I was slightly disappointed by the run. The Hel spit has been generously afforested, to stabilise the sand-dunes of which it is made up; consequently, for much of the journey, one can’t see the sea for the trees. Such views of the sea which there are, are mostly of the landward Zatoka Pucka to the south, rather than of the open sea to the north.

The following day, it was time to leave the coast and head southwards. As far as passenger services are concerned, there has been a butchering of lesser standard-gauge lines over the last 20 years – today’s rail passenger map now looks miserably thin compared to its 1990 counterpart. However, the axe has been wielded more vigorously in some areas than others. South-south-west of the Trojmiasto, there are still sufficient passenger services, on enough secondary and branch lines for it be possible to emulate the intricate itineraries of those zealous 1980s bashers who, armed with a Polrailpass, roamed the PKP network twenty-four hours a day non-stop in search of steam.

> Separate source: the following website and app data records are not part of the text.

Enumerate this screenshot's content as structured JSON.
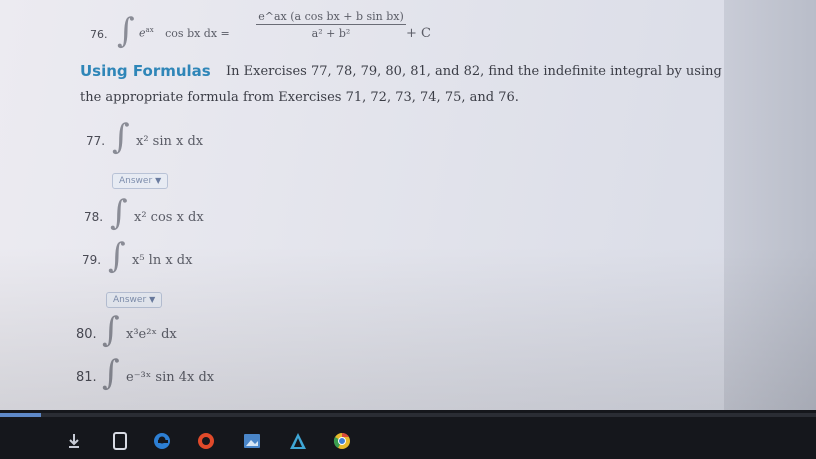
{
  "exercise76": {
    "number": "76.",
    "integrand": "e",
    "integrand_sup": "ax",
    "integrand_rest": "cos bx dx =",
    "numerator": "e^ax (a cos bx + b sin bx)",
    "denominator": "a² + b²",
    "constant": "+ C"
  },
  "section": {
    "heading": "Using Formulas",
    "instructions_line1": "In Exercises 77, 78, 79, 80, 81, and 82, find the indefinite integral by using",
    "instructions_line2": "the appropriate formula from Exercises 71, 72, 73, 74, 75, and 76."
  },
  "exercises": [
    {
      "number": "77.",
      "expr": "x² sin x dx"
    },
    {
      "number": "78.",
      "expr": "x² cos x dx"
    },
    {
      "number": "79.",
      "expr": "x⁵ ln x dx"
    },
    {
      "number": "80.",
      "expr": "x³e²ˣ dx"
    },
    {
      "number": "81.",
      "expr": "e⁻³ˣ sin 4x dx"
    }
  ],
  "answer_label": "Answer",
  "progress_fraction": 0.05,
  "colors": {
    "heading": "#2f86b8",
    "answer_text": "#7f8fae"
  },
  "taskbar_icons": [
    "download-icon",
    "tablet-icon",
    "edge-browser-icon",
    "office-icon",
    "photos-icon",
    "artwork-icon",
    "chrome-icon"
  ]
}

I had had an elaborate day’s plan worked out for a rambling journey south, involving an early-morning departure from Gdynia. However, what with the weather that week being punishingly hot, and with my not being as young as I once was, I felt wrung-out on getting back from my journey to Hel, so I decided to bow to the inevitable and cut one line out of my would-have-been itinerary. I got up late, had a leisurely morning, and set out southward on the 13:46 Gdynia Glowna – Koscierzyna.

Most passenger action on surviving standard-gauge secondary lines in Poland, is nowadays provided by the basically new-as-of-this century, generation of modern diesel railcars / railbuses (often four-wheeled, sometimes articulated in pairs) with the to me hideous-looking glassed-in “A4-like curving” ends. As I’m not a techie, and am vague as to the most precise and correct name for the vehicles, I shall rom now on refer to the vehicles concerned as ‘railmotors’.

The 1346 was formed by two-unit railmotor SA 132-005, blue and yellow like the SKM trains, and marked as running under the auspices of Pomorskie province. It bore me off into the unknown: I had never before visited this area of the one-time “Polish Corridor”. This was a region almost never touched on by railfans in the 1980s, because its passenger services had gone predominantly diesel at quite an early stage. Koscierzyna’s depot with its allocation of Kriegsloks (a type found boring by many), used mostly on freight, or on passenger on now-closed lines east from that location, attracted little attention until the very last years of PKP steam, when the soup was getting thin, and remaining steam action of any kind, came to be cherished.

…to be continued